In order to prove that the offender was negligent and therefore liable for your injuries, you need to show all the “elements.” One of the elements is “damages,” indicating the plaintiff should have suffered damages (injuries, loss, etc.) in order for the accused to be held responsible. Even if you can show that the offender indeed acted negligently, you might not gather damages if you didn’t suffer any injuries.
Juries are advised to compare the truths, statement, and proof with the following components prior to reaching a verdict:
- Breach of Duty
- Actual Causation
- Proximate Cause
These 5 components are described in greater detail below. See FindLaw’s Carelessness section for additional resources and short articles.
The results of some carelessness cases depend upon whether the accused owed a task to the plaintiff. Such a responsibility arises when the law recognizes a relationship between the plaintiff and the defendant, and due to this relationship, the accused is obliged to act in a certain manner toward the plaintiff. A judge, instead of a jury, normally determines whether an accused owed a task of care to a plaintiff. Where an affordable individual would discover that a task exists under a particular set of conditions, the court will usually find that such a task exists.
In the example including the accused loading bags of grain onto a truck, and striking a child with one of the bags, the first concern that must be solved is whether the offender owed a duty to the kid. In other words, a court would have to decide whether the defendant and the child had a relationship such that the offender was required to work out sensible care in managing the bags of grain near the kid. If the loading dock were near a public place, such a public walkway, and the kid was merely passing by, then the court may be most likely to find that the accused owed a task to the child. On the other hand, if the kid were trespassing on personal property and the offender did not know that the kid existed at the time of the accident, then the court would be less likely to discover that the defendant owed a responsibility.
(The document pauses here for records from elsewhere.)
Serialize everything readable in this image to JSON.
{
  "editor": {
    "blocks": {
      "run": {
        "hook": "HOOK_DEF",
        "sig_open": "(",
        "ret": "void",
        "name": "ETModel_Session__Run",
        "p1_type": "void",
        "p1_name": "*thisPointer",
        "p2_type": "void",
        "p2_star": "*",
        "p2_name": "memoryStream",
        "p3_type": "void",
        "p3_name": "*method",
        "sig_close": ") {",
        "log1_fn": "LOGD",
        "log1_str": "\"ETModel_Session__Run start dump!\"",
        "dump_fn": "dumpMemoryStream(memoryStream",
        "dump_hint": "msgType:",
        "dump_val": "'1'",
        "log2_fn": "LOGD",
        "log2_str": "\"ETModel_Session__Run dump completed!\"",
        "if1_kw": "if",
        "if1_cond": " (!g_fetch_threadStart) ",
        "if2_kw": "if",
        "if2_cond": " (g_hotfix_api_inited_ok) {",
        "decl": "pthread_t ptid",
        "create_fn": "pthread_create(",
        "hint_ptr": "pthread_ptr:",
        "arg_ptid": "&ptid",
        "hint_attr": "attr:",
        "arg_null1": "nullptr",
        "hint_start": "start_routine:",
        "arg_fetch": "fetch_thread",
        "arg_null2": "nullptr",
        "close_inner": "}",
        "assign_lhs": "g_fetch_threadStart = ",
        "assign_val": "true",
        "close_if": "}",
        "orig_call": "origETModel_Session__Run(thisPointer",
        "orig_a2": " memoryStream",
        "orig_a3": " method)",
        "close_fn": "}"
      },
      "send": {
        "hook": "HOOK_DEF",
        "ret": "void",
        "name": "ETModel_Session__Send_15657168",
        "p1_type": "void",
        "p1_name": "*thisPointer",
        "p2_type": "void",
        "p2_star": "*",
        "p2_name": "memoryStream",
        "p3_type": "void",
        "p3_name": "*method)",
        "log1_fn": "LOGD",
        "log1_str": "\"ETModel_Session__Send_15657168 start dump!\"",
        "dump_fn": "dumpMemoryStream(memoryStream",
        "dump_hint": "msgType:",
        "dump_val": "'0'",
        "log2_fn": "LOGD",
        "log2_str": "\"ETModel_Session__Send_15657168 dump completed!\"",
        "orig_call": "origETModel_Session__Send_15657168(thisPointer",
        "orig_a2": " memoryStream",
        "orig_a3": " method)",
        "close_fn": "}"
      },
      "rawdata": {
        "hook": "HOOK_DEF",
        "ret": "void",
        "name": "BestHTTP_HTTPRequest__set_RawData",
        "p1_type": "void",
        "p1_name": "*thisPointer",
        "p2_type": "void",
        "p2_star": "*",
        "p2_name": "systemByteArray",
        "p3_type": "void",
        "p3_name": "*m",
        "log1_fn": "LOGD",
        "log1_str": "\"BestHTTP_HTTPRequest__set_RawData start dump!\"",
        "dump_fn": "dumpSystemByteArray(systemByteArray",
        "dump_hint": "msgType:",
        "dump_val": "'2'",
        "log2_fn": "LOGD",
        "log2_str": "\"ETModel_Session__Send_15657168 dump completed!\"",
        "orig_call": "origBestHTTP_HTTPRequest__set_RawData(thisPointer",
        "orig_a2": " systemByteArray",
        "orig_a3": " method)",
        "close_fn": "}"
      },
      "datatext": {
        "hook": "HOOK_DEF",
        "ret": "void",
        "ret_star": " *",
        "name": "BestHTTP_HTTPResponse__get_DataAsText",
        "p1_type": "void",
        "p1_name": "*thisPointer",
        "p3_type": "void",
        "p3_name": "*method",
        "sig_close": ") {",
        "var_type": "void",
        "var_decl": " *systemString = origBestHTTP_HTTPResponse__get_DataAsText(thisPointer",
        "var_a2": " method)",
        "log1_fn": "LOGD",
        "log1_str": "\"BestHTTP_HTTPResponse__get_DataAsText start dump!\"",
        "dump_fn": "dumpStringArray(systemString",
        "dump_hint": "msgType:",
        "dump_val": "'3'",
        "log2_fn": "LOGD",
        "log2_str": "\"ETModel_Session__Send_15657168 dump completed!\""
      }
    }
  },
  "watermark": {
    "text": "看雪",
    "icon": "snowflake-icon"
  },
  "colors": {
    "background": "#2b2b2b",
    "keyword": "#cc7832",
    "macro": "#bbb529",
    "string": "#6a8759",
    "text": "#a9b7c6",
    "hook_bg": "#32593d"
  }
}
Breach of Duty
An offender is responsible for carelessness when the defendant breaches the task that the offender owes to the plaintiff. A defendant breaches such a duty by failing to exercise reasonable care in fulfilling the task.
Under the conventional rules in neglect cases, a plaintiff has to prove that the accused’s actions actually triggered the plaintiff’s injury. This is frequently described as “but-for” causation. Simply puts, but for the defendant’s actions, the plaintiff’s injury would not have actually occurred. The kid injured by the offender who tossed a bag of grain onto a truck could show this element by showing that but for the accused’s negligent act of tossing the grain, the child would not have actually suffered harm.
Proximate cause associates with the scope of a defendant’s obligation in a negligence case. An accused in a carelessness case is just responsible for those damages that the offender could have foreseen through his/her actions. If a defendant has actually triggered damages that are outside of the scope of the dangers that the offender could have foreseen, then the plaintiff can not show that the offender’s actions were the near reason for the plaintiff’s damages.
In the example explained above, the kid hurt by the bag of grain would prove proximate cause by revealing that the offender could have anticipated the harm that would have resulted from the bag striking the kid. On the other hand, if the damage is something more remote to the defendant’s act, then the plaintiff will be less most likely to prove this component. The harm to the damage and the kid to the bicycle might be within the scope of the harm that the offender risked by his actions, the offender most likely could not have anticipated that the daddy and boy would be injured three days later on their method to having the bicycle repaired.
A plaintiff in a negligence case need to prove a legitimately recognized damage, generally through physical injury to a person or to building. It is not enough that the defendant cannot exercise sensible care. The failure to work out reasonable care must lead to actual damages to a person to whom the defendant owed a duty of care.
Filing a Negligence Claim
Even if you’re positive that all the components for a carelessness claim are present, it takes an experienced legal representative making an engaging case and eventually win. And given that you can have your claim assessed absolutely totally free, there’s no danger in talking to a lawyer if you have actually been injured as a result of someone else’s negligence.